**DESCRIPTION OF THE TASK**
When you reproduce the entries below, keep each one exact and drop any pictures.
===== INFORMATION SHOWN
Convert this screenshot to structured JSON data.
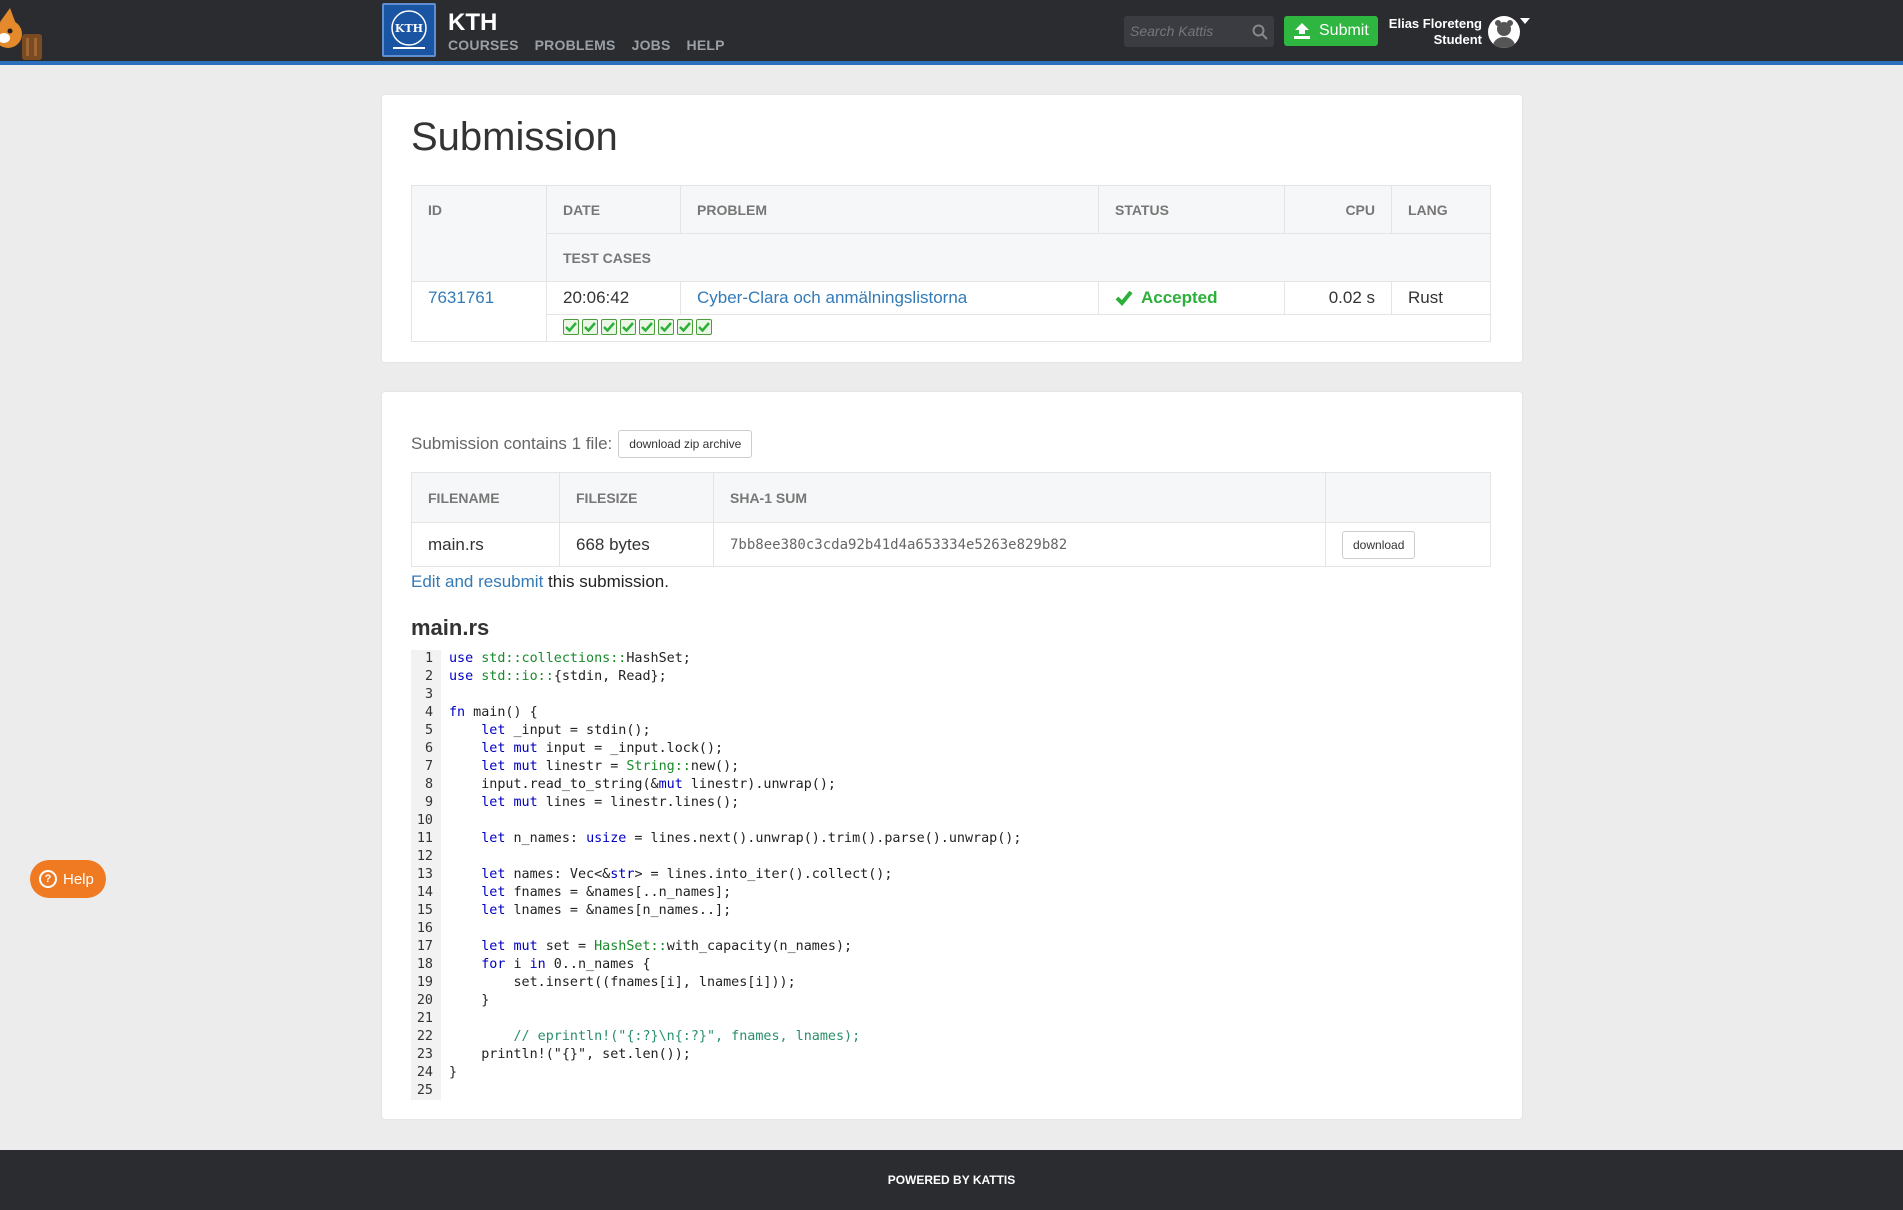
{
  "header": {
    "brand": "KTH",
    "nav": [
      "COURSES",
      "PROBLEMS",
      "JOBS",
      "HELP"
    ],
    "search_placeholder": "Search Kattis",
    "submit_label": "Submit",
    "user_name": "Elias Floreteng",
    "user_role": "Student"
  },
  "submission": {
    "title": "Submission",
    "columns": {
      "id": "ID",
      "date": "DATE",
      "problem": "PROBLEM",
      "status": "STATUS",
      "cpu": "CPU",
      "lang": "LANG",
      "test_cases": "TEST CASES"
    },
    "id": "7631761",
    "date": "20:06:42",
    "problem": "Cyber-Clara och anmälningslistorna",
    "status": "Accepted",
    "cpu": "0.02 s",
    "lang": "Rust",
    "test_cases_passed": 8
  },
  "files": {
    "contains_text": "Submission contains 1 file:",
    "zip_button": "download zip archive",
    "columns": {
      "filename": "FILENAME",
      "filesize": "FILESIZE",
      "sha1": "SHA-1 SUM"
    },
    "rows": [
      {
        "filename": "main.rs",
        "filesize": "668 bytes",
        "sha1": "7bb8ee380c3cda92b41d4a653334e5263e829b82",
        "download_label": "download"
      }
    ],
    "resubmit_link": "Edit and resubmit",
    "resubmit_rest": " this submission."
  },
  "code": {
    "filename": "main.rs",
    "lines": [
      "use std::collections::HashSet;",
      "use std::io::{stdin, Read};",
      "",
      "fn main() {",
      "    let _input = stdin();",
      "    let mut input = _input.lock();",
      "    let mut linestr = String::new();",
      "    input.read_to_string(&mut linestr).unwrap();",
      "    let mut lines = linestr.lines();",
      "",
      "    let n_names: usize = lines.next().unwrap().trim().parse().unwrap();",
      "",
      "    let names: Vec<&str> = lines.into_iter().collect();",
      "    let fnames = &names[..n_names];",
      "    let lnames = &names[n_names..];",
      "",
      "    let mut set = HashSet::with_capacity(n_names);",
      "    for i in 0..n_names {",
      "        set.insert((fnames[i], lnames[i]));",
      "    }",
      "",
      "        // eprintln!(\"{:?}\\n{:?}\", fnames, lnames);",
      "    println!(\"{}\", set.len());",
      "}",
      ""
    ]
  },
  "help_button": "Help",
  "footer": "POWERED BY KATTIS",
  "colors": {
    "accent": "#2c6fbd",
    "success": "#2bb03a",
    "help": "#ef7a22",
    "topbar": "#2a2c30"
  }
}
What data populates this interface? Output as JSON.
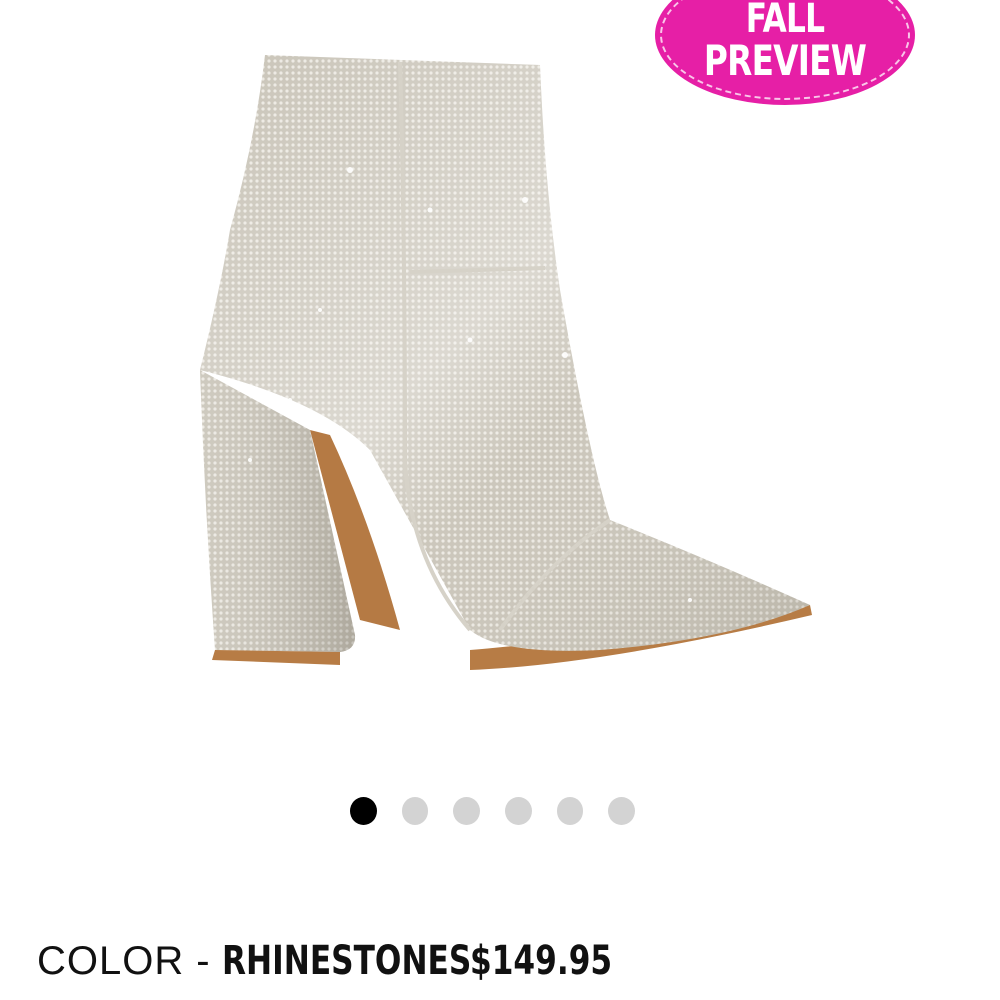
{
  "badge": {
    "line1": "FALL",
    "line2": "PREVIEW",
    "color": "#e61fa6"
  },
  "product": {
    "image_icon": "rhinestone-ankle-boot-image"
  },
  "carousel": {
    "count": 6,
    "active_index": 0
  },
  "details": {
    "color_label": "COLOR",
    "separator": "-",
    "color_value": "RHINESTONES",
    "price": "$149.95"
  }
}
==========
**SOLUTION FOR THIS TASK**
Convert this screenshot to structured JSON data.
{
  "header": {
    "brand": "KTH",
    "nav": [
      "COURSES",
      "PROBLEMS",
      "JOBS",
      "HELP"
    ],
    "search_placeholder": "Search Kattis",
    "submit_label": "Submit",
    "user_name": "Elias Floreteng",
    "user_role": "Student"
  },
  "submission": {
    "title": "Submission",
    "columns": {
      "id": "ID",
      "date": "DATE",
      "problem": "PROBLEM",
      "status": "STATUS",
      "cpu": "CPU",
      "lang": "LANG",
      "test_cases": "TEST CASES"
    },
    "id": "7631761",
    "date": "20:06:42",
    "problem": "Cyber-Clara och anmälningslistorna",
    "status": "Accepted",
    "cpu": "0.02 s",
    "lang": "Rust",
    "test_cases_passed": 8
  },
  "files": {
    "contains_text": "Submission contains 1 file:",
    "zip_button": "download zip archive",
    "columns": {
      "filename": "FILENAME",
      "filesize": "FILESIZE",
      "sha1": "SHA-1 SUM"
    },
    "rows": [
      {
        "filename": "main.rs",
        "filesize": "668 bytes",
        "sha1": "7bb8ee380c3cda92b41d4a653334e5263e829b82",
        "download_label": "download"
      }
    ],
    "resubmit_link": "Edit and resubmit",
    "resubmit_rest": " this submission."
  },
  "code": {
    "filename": "main.rs",
    "lines": [
      "use std::collections::HashSet;",
      "use std::io::{stdin, Read};",
      "",
      "fn main() {",
      "    let _input = stdin();",
      "    let mut input = _input.lock();",
      "    let mut linestr = String::new();",
      "    input.read_to_string(&mut linestr).unwrap();",
      "    let mut lines = linestr.lines();",
      "",
      "    let n_names: usize = lines.next().unwrap().trim().parse().unwrap();",
      "",
      "    let names: Vec<&str> = lines.into_iter().collect();",
      "    let fnames = &names[..n_names];",
      "    let lnames = &names[n_names..];",
      "",
      "    let mut set = HashSet::with_capacity(n_names);",
      "    for i in 0..n_names {",
      "        set.insert((fnames[i], lnames[i]));",
      "    }",
      "",
      "        // eprintln!(\"{:?}\\n{:?}\", fnames, lnames);",
      "    println!(\"{}\", set.len());",
      "}",
      ""
    ]
  },
  "help_button": "Help",
  "footer": "POWERED BY KATTIS",
  "colors": {
    "accent": "#2c6fbd",
    "success": "#2bb03a",
    "help": "#ef7a22",
    "topbar": "#2a2c30"
  }
}
What data populates this interface? Output as JSON.
{
  "badge": {
    "line1": "FALL",
    "line2": "PREVIEW",
    "color": "#e61fa6"
  },
  "product": {
    "image_icon": "rhinestone-ankle-boot-image"
  },
  "carousel": {
    "count": 6,
    "active_index": 0
  },
  "details": {
    "color_label": "COLOR",
    "separator": "-",
    "color_value": "RHINESTONES",
    "price": "$149.95"
  }
}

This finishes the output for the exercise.